Your true inner voice will be your ally when you try to live in the moment. All of the good things in the world are still there when you’re depressed—it’s just that much harder to see them.
There’s no doubt that depression can seem vast—even endless—and that it can make life feel lonely and bleak. However, if you can zoom out and see the whole picture more clearly, you’ll be more capable of reconnecting with your own value and the real nature of your story.
Depression isn’t your life, or your legacy—it’s just a part of what you’re experiencing during your time on this earth. It’s not all you are, it’s not all you offer, and it’s not the end of your development.
You are a beautiful, limitless work in progress, and you deserve to love yourself.
An array of medical approaches can treat depression, but there are also things that you can start doing to help yourself.
It may feel like nothing will help, but this is only a feeling. The truth is that there are ways to lift your mood.
But it's important to take action. Depression doesn't just go away on its own.
In addition to getting professional help, here are 10 ways to feel better when you are dealing with depression.
Depression often ruins the whole structure of normal life, so psychiatrists recommend that people who suffer from this illness set a gently daily routine to stay on track. You may find it easier to start with setting an evening routine. And then adding a morning one to it.
It is important to add physical activity to your daily routine. Research has shown that exercise produces endorphins that give our mood a boost. Even a 20-minute walk can make a difference.
People who are depressed usually feel like they can't and don't want to achieve anything. Obviously, that kind of attitude only makes things worse. So you need to push yourself a little bit every day by setting life goals. Just make sure that these goals are clear and achievable.
This will come easier once you've created a daily routine for yourself. For now, just try to go to bed and wake up at the same time every day (even on weekends).
Although no single nutrient can cure depression, an overall healthy diet can lessen the symptoms and lower the risk of further physical health problems.
This can be so difficult when you are depressed. Start with adding positive affirmations and writing in a gratitude journal to your daily routine. For example, you can spend 2 minutes in the morning saying out loud that you are going to feel better today and have a good day, and then take 5 minutes before going to bed to write down a few things that went well today and what you are grateful for.
As well as forcing more positive thoughts into your mind, you need to notice and stop the negative ones. It takes practice, but you can take control of your own thoughts. If you find that you are struggling with this, at least try to not say them out loud. Yes, talking to someone about your problems can help, but make sure you aren't just repeating the same negative things over and over again unnecessarily.
Depression can feel like (or be caused by) being “stuck” in life. And although you may not want to get out of your comfort zone, you really need to push yourself to do new things to get out of the rut.
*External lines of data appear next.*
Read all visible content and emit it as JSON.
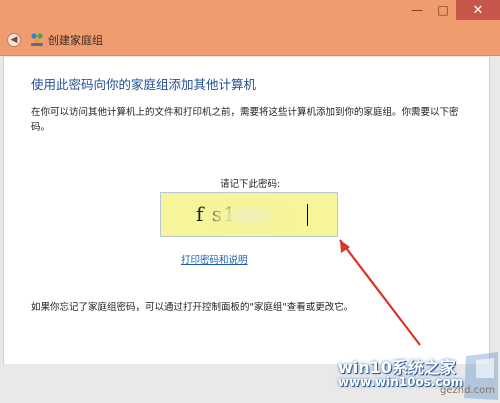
{
  "window": {
    "title": "创建家庭组",
    "controls": {
      "minimize": "—",
      "maximize": "□",
      "close": "✕"
    },
    "back_icon": "back-arrow-icon",
    "app_icon": "homegroup-icon"
  },
  "main": {
    "heading": "使用此密码向你的家庭组添加其他计算机",
    "description": "在你可以访问其他计算机上的文件和打印机之前，需要将这些计算机添加到你的家庭组。你需要以下密码。",
    "password_prompt": "请记下此密码:",
    "password_visible": "f        s1",
    "print_link": "打印密码和说明",
    "footer_note": "如果你忘记了家庭组密码，可以通过打开控制面板的\"家庭组\"查看或更改它。"
  },
  "watermark": {
    "line1": "win10系统之家",
    "line2": "www.win10os.com",
    "corner": "gezhd.com"
  },
  "colors": {
    "titlebar": "#ef9c6f",
    "heading": "#1f4e96",
    "link": "#1a5fb4",
    "password_box": "#f6f59a",
    "annotation_arrow": "#d9352b"
  }
}
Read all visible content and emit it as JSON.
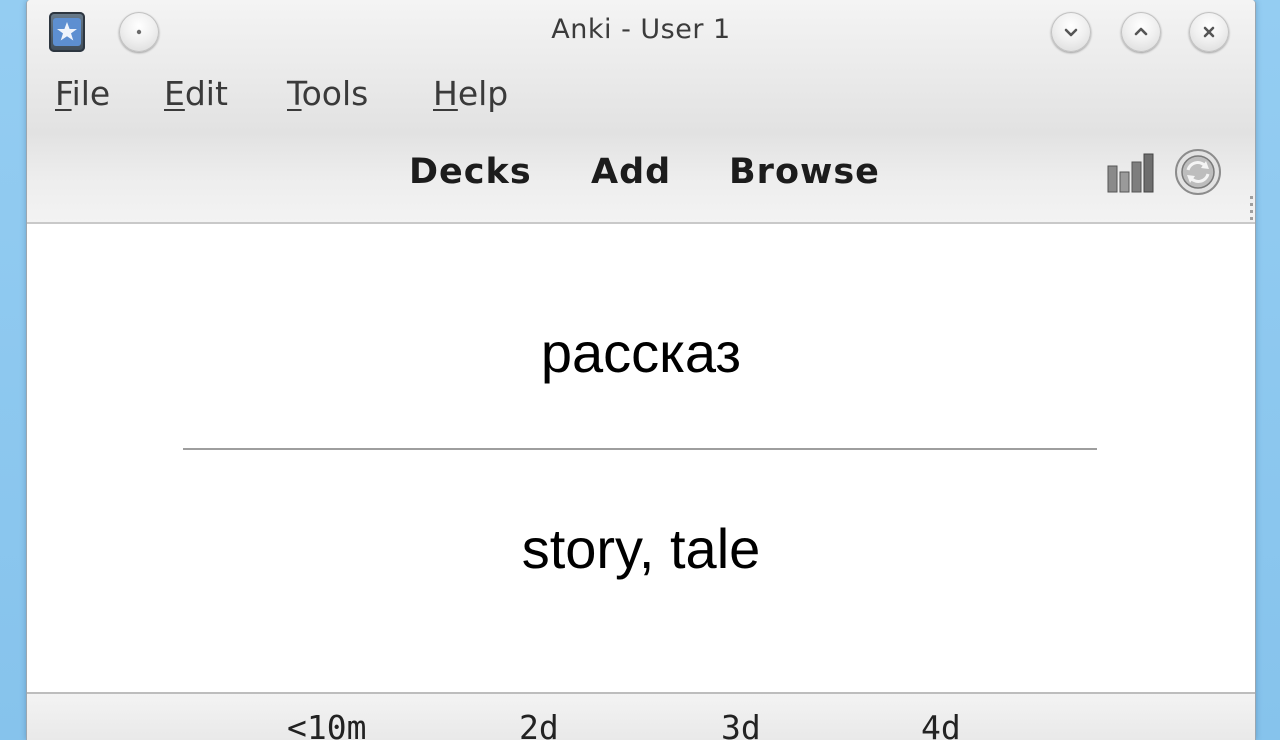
{
  "window": {
    "title": "Anki - User 1"
  },
  "menubar": {
    "items": [
      {
        "first": "F",
        "rest": "ile"
      },
      {
        "first": "E",
        "rest": "dit"
      },
      {
        "first": "T",
        "rest": "ools"
      },
      {
        "first": "H",
        "rest": "elp"
      }
    ]
  },
  "toolbar": {
    "links": [
      "Decks",
      "Add",
      "Browse"
    ],
    "right_icons": [
      "stats-icon",
      "sync-icon"
    ]
  },
  "card": {
    "front": "рассказ",
    "back": "story, tale"
  },
  "answer_bar": {
    "intervals": [
      "<10m",
      "2d",
      "3d",
      "4d"
    ]
  },
  "icons": {
    "app": "anki-star-icon",
    "sticky": "pin-dot-icon",
    "minimize": "chevron-down-icon",
    "maximize": "chevron-up-icon",
    "close": "close-icon"
  },
  "colors": {
    "desktop": "#8ec9ef",
    "chrome": "#e8e8e8",
    "card_text": "#000000"
  }
}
Choose something small and easy. Like going to a new place for dinner or take up a new hobby.
Many people struggle to find time to take care of themselves. This makes depression even worse. You need to take care of yourself and do things that make you feel a little bit happier. And it's not a one-time deal, you need to implement tiny self-care habits into your daily routine. Regularly include a little bit of love and attention to your body and mind into your life.
Yes, the key word is try. Keep trying, don't give up. Even if something doesn't feel like fun, it doesn't mean that nothing ever will. You'll see, you will start enjoying life again.